MSING715: Operations and Technology Management

Introduction

Operations management is the design and management of the processes that transform
inputs into finished goods or services. Operations is one of the primary functions of a firm similar to Finance or Marketing. This course provides a foundation for understanding the operations of a firm by exploring a simple question: How companies actually do things? The course will focus on operations in a wide variety of industries including manufacturing, technology, healthcare, hospitality, retailing, transportation, etc. Topics that will be covered in this course include:

  • Operations and technology strategy
  • Forecasting
  • Production planning and scheduling
  • New product development
  • Supply chain management

In each section, we will first introduce basic analytical tools and techniques to understand operations problems, and then demonstrate methods of managing that aspect of operations from a strategic view, typically using case studies.Note that this module is not intended to be a general “Introduction to Management” course, but rather specifically focuses on managing the “Operations” aspect of a firm.
Prerequisites.  Although this module does not have any prerequisite courses, there will be high degree of numbers-based work on the module. So students are expected to have good quantitative skills and familiarity in math based work.
MSING715 Operations and Technology Management course outline 2010/11
MSING715 / Page 2

Objectives

Our objective in this course is to provide students with the skills necessary to understand and critically analyze a firm's operating performance and practices. The main goal is to introduce the “operations view” of a firm which includes the process of producing and delivering a product or a service.  At the end of the course, students will be conversant in the language of business operations, and they will be able to use both quantitative and qualitative tools to analyze basic operations issues.
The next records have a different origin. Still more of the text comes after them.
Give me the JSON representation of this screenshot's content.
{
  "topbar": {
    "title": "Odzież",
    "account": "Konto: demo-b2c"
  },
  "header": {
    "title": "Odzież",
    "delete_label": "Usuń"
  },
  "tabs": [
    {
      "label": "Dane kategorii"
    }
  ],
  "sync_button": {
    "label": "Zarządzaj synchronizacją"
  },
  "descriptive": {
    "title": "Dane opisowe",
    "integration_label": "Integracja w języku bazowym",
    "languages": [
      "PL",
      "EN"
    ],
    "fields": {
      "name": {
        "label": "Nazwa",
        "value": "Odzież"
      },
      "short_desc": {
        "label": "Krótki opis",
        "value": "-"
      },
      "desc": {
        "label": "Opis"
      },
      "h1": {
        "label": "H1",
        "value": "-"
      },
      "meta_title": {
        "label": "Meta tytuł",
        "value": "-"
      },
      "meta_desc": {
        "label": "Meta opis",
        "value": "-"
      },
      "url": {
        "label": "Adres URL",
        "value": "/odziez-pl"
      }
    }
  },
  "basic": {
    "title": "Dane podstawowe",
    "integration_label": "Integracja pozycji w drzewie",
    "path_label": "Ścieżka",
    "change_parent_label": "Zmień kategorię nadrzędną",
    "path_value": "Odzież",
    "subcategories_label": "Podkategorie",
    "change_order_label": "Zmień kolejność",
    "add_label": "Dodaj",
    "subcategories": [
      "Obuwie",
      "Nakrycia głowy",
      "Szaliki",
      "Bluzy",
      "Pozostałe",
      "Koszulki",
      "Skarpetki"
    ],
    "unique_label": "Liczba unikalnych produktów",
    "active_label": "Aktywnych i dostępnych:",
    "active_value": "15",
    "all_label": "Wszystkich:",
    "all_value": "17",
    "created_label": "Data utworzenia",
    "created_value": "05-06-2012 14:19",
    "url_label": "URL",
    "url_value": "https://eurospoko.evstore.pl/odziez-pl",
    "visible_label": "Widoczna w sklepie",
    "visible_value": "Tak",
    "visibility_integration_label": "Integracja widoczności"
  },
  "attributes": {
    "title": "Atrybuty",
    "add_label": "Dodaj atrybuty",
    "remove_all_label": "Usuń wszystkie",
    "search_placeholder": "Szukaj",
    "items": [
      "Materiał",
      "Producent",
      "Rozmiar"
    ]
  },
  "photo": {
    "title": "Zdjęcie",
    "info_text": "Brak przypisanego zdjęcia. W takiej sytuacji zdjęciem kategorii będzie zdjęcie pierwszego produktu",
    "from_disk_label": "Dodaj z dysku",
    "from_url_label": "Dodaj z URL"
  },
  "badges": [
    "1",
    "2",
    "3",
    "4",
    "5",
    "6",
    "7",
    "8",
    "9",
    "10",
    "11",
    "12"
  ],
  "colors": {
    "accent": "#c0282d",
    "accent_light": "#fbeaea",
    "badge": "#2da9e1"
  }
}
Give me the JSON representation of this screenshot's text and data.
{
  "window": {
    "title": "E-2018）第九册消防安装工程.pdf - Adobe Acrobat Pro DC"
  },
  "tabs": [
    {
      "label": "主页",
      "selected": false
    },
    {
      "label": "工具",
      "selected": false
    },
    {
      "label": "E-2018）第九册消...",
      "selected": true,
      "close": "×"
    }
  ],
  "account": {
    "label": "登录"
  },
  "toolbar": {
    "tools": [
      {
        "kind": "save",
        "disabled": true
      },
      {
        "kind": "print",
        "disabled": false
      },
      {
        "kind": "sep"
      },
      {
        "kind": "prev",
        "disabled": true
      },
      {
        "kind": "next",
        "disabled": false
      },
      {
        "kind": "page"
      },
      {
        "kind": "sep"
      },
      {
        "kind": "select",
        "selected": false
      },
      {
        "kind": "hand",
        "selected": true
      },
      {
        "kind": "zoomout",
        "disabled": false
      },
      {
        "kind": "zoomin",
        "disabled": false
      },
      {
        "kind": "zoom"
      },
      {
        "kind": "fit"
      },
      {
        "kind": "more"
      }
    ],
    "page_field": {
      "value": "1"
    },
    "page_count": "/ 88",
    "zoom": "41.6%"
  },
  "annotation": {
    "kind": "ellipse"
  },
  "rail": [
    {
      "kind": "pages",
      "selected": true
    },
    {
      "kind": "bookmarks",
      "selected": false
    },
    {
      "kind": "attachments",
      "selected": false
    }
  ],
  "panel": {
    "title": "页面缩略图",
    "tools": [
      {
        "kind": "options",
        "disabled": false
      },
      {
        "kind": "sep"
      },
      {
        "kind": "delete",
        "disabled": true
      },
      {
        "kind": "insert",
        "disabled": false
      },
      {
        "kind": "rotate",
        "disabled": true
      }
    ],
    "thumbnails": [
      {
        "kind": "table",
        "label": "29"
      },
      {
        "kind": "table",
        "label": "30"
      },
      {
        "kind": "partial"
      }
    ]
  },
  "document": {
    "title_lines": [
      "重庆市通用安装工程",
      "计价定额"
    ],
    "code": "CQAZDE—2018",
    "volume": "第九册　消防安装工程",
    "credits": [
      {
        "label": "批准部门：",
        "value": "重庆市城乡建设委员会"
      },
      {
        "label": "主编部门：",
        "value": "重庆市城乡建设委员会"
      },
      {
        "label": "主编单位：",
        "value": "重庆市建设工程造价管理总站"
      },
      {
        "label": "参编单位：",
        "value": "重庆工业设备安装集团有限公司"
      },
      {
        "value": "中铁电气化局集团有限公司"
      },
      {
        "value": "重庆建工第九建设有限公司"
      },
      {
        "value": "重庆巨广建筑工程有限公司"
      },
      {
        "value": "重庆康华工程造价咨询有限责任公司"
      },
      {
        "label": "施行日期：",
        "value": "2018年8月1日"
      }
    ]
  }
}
They will understand the "physics" of material, work and information flows within companies, and they will learn how the design and management of a firm's processes interact to determine a firm's cost structure and its ability to compete effectively in terms of non-cost measures such as quality, variety and speed.